As one moves farther north, a clear shift from high-rise commercial and residential buildings to low-rise and street level retail can be seen. Parkettes are strung throughout the northern portion of the community. Community centres, sporting fields and farmer’s market can be found within this portion of the community. Allen Gardens, the 100 year old park sits within the heart of the area. Offering public access to 16,000 square feet of greenhouse year round, this park is the largest in Toronto.
Entertainment within this neighbourhood is as eclectic as its residents. The National Ballet offers nightly events, training and a host of activities for young professionals and children. The Eglin and Winter Garden Theatres as well as Massey hall offer a variety of live musical entertainment. The Drake Hotel and the Gladstone Hotel are historical hotels with both entertainment appeal as well as cultural appeal. Pride Toronto is hosted in this neighbourhood annually, bringing hundreds of thousands of tourists and residents alike to the community. Pride Toronto has hosted the North American premiere of World Pride.
With the increase in young families to the Church-Yonge Corridor, both Toronto District School Board and the Toronto Catholic School Board have schools within this community. Additionally, St. Michaels Choir School for both junior and senior students resides here. Accessible day care is available for those with young children.

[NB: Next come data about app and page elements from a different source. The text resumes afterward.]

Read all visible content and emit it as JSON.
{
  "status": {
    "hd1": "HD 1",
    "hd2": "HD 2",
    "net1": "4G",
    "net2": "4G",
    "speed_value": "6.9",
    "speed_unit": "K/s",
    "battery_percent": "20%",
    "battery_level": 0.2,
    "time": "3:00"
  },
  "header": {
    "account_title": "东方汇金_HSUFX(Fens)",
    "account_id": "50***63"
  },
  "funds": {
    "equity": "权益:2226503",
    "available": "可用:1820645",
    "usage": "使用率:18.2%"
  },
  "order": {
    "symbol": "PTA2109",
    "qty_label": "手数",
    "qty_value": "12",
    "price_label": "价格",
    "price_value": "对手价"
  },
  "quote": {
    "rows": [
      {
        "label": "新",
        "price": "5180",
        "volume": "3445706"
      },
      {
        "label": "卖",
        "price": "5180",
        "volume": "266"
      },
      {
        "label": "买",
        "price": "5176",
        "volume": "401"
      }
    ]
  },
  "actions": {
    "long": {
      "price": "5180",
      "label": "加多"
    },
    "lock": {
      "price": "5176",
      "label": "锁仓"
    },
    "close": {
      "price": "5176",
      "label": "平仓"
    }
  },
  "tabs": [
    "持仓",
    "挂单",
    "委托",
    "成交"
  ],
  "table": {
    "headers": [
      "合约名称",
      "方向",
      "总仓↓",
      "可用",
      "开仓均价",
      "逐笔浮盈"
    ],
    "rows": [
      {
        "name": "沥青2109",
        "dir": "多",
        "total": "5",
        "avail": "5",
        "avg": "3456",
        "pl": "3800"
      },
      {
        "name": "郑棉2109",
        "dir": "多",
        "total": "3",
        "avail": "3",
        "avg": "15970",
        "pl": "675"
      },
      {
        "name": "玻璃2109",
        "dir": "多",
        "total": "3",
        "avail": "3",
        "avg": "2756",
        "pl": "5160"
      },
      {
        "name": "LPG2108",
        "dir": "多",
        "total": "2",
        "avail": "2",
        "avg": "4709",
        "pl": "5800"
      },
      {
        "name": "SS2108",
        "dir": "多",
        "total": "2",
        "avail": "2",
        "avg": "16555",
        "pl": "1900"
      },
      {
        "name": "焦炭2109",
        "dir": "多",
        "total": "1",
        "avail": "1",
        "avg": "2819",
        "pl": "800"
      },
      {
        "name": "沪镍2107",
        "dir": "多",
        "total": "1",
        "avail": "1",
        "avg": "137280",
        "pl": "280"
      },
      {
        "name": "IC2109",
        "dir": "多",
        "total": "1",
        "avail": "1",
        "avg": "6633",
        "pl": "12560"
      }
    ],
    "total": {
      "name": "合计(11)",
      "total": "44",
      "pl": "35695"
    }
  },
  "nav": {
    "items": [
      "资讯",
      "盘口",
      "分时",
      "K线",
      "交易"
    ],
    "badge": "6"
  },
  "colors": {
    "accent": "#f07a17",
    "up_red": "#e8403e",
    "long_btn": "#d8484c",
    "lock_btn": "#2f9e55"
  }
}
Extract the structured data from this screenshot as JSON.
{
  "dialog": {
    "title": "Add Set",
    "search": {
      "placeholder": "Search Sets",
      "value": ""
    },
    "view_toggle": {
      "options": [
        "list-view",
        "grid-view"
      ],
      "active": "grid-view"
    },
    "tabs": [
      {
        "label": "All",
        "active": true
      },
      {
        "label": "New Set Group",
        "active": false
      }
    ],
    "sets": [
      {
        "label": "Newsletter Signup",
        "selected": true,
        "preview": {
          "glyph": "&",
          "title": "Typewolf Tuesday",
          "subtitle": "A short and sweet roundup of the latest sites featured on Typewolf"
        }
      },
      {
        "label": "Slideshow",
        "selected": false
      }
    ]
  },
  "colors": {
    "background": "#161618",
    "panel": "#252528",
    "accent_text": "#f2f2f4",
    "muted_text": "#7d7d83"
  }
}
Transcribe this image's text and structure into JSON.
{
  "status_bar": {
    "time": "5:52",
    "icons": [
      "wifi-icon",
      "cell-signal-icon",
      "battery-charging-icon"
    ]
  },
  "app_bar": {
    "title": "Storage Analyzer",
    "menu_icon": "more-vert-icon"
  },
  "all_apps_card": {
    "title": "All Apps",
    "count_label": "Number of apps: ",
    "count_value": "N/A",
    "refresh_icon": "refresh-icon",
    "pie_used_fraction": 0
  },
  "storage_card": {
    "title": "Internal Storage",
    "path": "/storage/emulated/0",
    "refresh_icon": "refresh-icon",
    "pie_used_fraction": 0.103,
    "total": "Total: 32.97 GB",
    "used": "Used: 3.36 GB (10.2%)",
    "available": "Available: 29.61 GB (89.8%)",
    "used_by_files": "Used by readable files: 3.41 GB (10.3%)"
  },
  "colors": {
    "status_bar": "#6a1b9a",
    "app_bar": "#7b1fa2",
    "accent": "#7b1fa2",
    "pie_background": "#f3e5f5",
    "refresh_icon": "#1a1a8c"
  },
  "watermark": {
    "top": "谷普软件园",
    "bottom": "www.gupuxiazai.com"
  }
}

The Yonge- University subway line runs throughout the length of the Corridor as well as street cars and buses are available within the city. For those who drive, secondary arteries are available including Danforth Ave. and Yonge Street, allowing for access within the city.